QUOTE | "Due to all these harassments, Microsoft decided that it was for the best sever ties with me as a host, so I wouldn't be more exposed to situations like these that happened." - Isadora Basile explains why she was fired from her job hosting official Xbox Brazil news videos on YouTube .
QUOTE | "Last week's programming changes are unrelated [to the harassment]. They are the direct result of our ongoing effort to reach more players in more languages with the real-time news and comprehensive information available from our global news outlet, Xbox Wire." - In the same story, Microsoft explains that it fired the person it hired less than two months earlier not because of the constant harassment directed her way, but because it decided to make a significant marketing and communications strategy shift in Brazil less than a month before the launch of its new console and didn't care if that meant jettisoning a new employee already under siege from its own community.

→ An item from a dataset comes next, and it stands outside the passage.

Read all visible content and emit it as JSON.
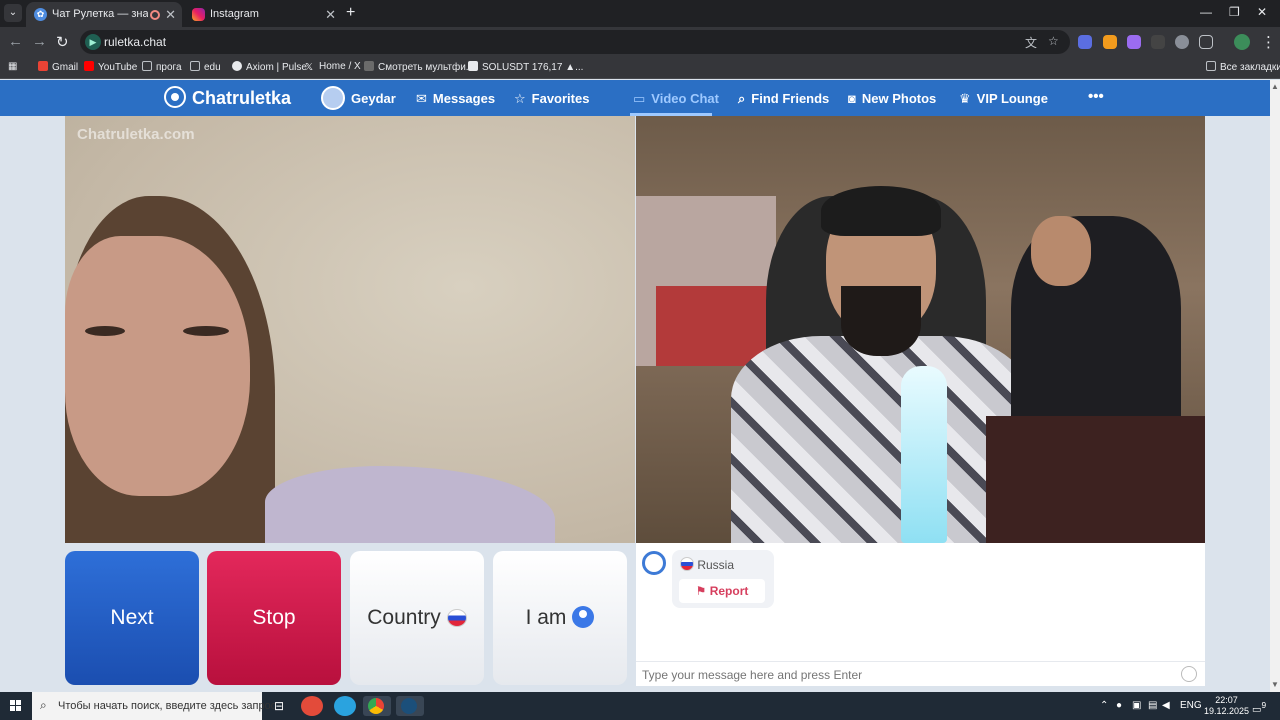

QUOTE | "I was surprised, and I felt as naive and confused as a lot of other people. But I've been thinking about it a lot—I was and am extremely focused on the craft of making games. I actually don't care about anything else in my job, and because of that I don't see other trends that are going on in the company. Just as I would ignore the budget, to the frustration of my managers, because there's no correlation between the budget and the quality of the game that you can use in a meaningful way." - In an interview about his new book, Ubisoft Massive managing director David Polfeldt discusses the summer's revelations of numerous sexual misconduct claims at the publisher, specifying that he continues to not care about anything else in his job besides the craft of making games, and letting abusive people know that Ubisoft Massive may be a studio where they can safely prey on Polfeldt's employees.
QUOTE | "In an act of utter bad faith and contractual breach of confidentiality requirements, Human Head secretly provided Bethesda and ZeniMax with 'keys' that permitted it to play a confidential, pre-release version of Rune 2. This enabled Bethesda and ZeniMax to see for themselves the threat that Rune 2 posed to their hit franchise, Skyrim/Elder Scrolls." - In suing Bethesda and ZeniMax for the shady way they turned Rune 2 developer Human Head into their internal studio Roundhouse, Rune 2 publisher Ragnarok may be slightly overstating how worried the Elder Scrolls people were about their game.
QUOTE | "The way I did projects was to have an idea for a category I wanted to be in, then to watch for somebody who was passionate about it. Then my job was to somehow protect their passion, because everybody on a project wanted to put some piece of themselves into the game. And if suddenly I've got 100 people working on the project, then my goal is how to get the other 99 people to just do what they're told and shut up and not try to filter their personality into the game. How that could be done with 1,000 people, I don't know." - Sierra On-Line co-founder Ken Williams doesn't know how his philosophy of game development could work in modern AAA gaming.
QUOTE | "I didn't think about the [Moon Discs in the PlayStation RPG Moon] as 'background music.' It was important to me for players to be actively listening to the MDs, so the request I made to all the artists was that they didn't have 'background music for Moon' in mind when composing." - In a direct contrast to Williams' approach, Moon sound engineer Masanori Adachi wanted all the musicians who contributed to the game to leave their own mark on the project.
STAT | 36% - Percentage of survey respondents who said they were planning to buy a PlayStation 5 or Xbox Series X|S this year. 18% said they planned to get the PS5, and the other 18% said they planned to either get an Xbox Series X or Series S.